But all of these current and future residents demand city services too. The citizens and the businesses they work for want clean water, and good roads, and responsive police and fire departments, and timely trash pickup, and reliable public transit, and parks and other amenities that provide the quality of life that helped attract them in the first place. And North Carolina cities are particularly limited in the options they have to fund all these services. Click here for the full take from League Director of Research and Policy Analysis Chris Nida as featured in the UNC School of Government's new public finance blog, "Death & Taxes."
On trees, humanity has shown no lack of rhapsody. Robert Frost, William Carlos Williams, Ezra Pound, E.E. Cummings, William Butler Yeats, Walt Whitman, D.H. Lawrence -- they're just a sampling of poetry greats who've devoted at least a good amount of study to what connects people and trees. Now, let's bring in the scientists. The next episode of Municipal Equation, the League's biweekly podcast, delves into the actual reliance we place on trees -- explained in dollars and cents -- in developed environments like cities. We talk about a recent economic impact study and check out online tools that anyone can use to valuate city trees -- from individal sidewalk specimens to entire urban forests. We discuss the impact trees have on municipal services and how some experts see trees as vital -- and increasingly strategic -- components of a city's infrastructure. It's way more interesting than you might think. Click here for the preview and look out for the full episode out on Oct. 25.
What did you think of the last installment? If you missed it, we talked with Adam Lovelady of the UNC School of Government about his recent research into the suburbs, what they might look like in the coming decades and what role local government has in that. You can access all episodes of Municipal Equation here. You can also subscribe to it via iTunes here, completely for free (and please leave us a nice review). The podcast additionally is available on all the popular podcast-streaming apps, like Stitcher and Google Play. Have ideas for the show? Send them to host/producer Ben Brown at firstname.lastname@example.org.
The state finished the fiscal year's first quarter with $158 million, or 3 percent, more in the bank than projected, budget officials announced Thursday, connecting it to "strong wage growth and employment gains." Citing a quater-end report, they explained that personal income tax withholding on wages "led the way" while sales tax collections landed on target.
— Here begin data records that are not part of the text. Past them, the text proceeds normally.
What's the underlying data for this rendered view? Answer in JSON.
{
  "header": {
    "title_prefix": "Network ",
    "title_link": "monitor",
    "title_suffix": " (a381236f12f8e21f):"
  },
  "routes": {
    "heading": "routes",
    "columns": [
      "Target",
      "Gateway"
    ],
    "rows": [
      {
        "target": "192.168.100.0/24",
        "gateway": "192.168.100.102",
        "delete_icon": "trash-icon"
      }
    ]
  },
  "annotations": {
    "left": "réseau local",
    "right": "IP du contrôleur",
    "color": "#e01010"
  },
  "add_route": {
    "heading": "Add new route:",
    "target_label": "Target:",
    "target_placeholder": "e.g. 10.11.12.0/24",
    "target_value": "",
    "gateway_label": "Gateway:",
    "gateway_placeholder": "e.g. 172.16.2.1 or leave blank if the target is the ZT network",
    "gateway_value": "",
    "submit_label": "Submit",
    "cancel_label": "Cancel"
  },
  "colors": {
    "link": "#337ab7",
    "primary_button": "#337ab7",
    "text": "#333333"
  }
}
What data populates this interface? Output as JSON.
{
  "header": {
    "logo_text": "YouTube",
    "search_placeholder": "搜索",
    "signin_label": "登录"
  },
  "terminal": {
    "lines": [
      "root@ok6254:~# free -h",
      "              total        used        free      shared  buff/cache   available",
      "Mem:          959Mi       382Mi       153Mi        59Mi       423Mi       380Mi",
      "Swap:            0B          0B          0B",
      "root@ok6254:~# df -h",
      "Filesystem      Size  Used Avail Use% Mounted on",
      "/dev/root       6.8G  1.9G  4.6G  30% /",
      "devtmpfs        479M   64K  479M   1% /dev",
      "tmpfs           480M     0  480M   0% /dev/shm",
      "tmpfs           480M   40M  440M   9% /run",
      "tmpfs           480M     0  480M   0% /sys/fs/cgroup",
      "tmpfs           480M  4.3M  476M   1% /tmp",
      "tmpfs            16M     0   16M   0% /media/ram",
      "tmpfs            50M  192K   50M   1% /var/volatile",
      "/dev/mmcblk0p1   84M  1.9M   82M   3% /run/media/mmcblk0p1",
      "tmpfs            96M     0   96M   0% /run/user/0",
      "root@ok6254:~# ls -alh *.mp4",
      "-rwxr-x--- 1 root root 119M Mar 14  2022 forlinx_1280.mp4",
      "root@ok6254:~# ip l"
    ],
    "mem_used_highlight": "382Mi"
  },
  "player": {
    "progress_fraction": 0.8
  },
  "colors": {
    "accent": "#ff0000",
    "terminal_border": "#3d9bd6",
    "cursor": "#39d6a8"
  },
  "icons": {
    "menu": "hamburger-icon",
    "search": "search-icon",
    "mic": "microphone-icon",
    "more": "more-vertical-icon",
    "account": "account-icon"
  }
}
The state in July, just after the close of last fiscal year, announced a budget surplus of roughly $430 million.